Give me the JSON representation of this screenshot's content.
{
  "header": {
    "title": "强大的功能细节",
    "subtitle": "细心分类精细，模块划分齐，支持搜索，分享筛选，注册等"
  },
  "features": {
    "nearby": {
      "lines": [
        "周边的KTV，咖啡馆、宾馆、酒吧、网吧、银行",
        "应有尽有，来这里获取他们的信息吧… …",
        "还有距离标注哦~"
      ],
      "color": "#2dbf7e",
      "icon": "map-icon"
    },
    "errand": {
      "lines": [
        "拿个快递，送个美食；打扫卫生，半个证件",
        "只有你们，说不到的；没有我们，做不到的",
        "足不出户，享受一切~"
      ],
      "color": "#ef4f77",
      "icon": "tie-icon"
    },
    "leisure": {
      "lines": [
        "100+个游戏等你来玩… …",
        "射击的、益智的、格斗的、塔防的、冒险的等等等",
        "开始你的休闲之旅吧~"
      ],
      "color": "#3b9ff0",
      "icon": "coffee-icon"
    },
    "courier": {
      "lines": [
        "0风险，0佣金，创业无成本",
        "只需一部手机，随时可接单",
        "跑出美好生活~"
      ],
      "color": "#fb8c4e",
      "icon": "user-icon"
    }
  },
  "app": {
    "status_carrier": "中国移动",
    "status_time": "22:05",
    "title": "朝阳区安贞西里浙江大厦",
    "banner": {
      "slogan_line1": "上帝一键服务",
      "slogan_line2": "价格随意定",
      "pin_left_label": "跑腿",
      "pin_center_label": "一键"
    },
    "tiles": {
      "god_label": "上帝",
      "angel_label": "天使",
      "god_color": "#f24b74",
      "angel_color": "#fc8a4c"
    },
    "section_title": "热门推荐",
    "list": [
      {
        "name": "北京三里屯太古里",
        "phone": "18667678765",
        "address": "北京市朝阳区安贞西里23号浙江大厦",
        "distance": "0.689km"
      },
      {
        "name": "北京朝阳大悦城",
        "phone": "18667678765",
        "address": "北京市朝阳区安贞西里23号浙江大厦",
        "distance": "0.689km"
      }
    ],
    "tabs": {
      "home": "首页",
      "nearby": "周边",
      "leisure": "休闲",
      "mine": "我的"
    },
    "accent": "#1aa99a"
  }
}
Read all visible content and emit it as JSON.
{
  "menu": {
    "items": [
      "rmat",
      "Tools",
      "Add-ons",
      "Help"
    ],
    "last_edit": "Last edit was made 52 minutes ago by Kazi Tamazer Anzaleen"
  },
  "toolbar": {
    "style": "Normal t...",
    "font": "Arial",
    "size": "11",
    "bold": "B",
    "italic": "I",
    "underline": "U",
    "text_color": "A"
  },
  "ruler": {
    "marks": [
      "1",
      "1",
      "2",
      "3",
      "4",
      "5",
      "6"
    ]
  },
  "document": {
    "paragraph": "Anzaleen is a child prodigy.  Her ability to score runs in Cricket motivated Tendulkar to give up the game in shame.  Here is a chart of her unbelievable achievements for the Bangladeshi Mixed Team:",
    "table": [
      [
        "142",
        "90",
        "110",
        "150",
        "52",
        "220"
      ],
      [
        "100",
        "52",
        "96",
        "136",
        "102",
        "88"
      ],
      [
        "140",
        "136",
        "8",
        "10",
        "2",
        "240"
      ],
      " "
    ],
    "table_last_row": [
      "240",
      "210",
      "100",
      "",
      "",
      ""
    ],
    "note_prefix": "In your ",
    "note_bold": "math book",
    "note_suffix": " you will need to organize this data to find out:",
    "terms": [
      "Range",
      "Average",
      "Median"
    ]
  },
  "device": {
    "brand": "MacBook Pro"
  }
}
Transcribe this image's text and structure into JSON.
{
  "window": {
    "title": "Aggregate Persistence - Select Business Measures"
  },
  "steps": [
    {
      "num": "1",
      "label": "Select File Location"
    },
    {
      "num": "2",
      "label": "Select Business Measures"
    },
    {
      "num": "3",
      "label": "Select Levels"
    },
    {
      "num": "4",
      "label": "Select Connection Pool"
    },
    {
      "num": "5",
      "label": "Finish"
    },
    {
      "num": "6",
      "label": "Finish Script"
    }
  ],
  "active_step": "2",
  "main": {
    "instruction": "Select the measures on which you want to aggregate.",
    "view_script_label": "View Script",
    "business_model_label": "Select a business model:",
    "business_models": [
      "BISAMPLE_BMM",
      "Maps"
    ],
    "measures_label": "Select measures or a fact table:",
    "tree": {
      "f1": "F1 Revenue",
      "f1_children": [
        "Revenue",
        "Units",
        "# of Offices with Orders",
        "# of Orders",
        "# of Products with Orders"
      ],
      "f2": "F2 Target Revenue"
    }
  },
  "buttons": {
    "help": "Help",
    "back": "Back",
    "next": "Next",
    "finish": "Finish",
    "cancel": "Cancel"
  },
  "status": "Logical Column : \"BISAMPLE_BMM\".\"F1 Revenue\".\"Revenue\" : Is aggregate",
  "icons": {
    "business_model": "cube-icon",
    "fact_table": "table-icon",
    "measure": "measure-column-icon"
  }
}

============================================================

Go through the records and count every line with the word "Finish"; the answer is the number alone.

3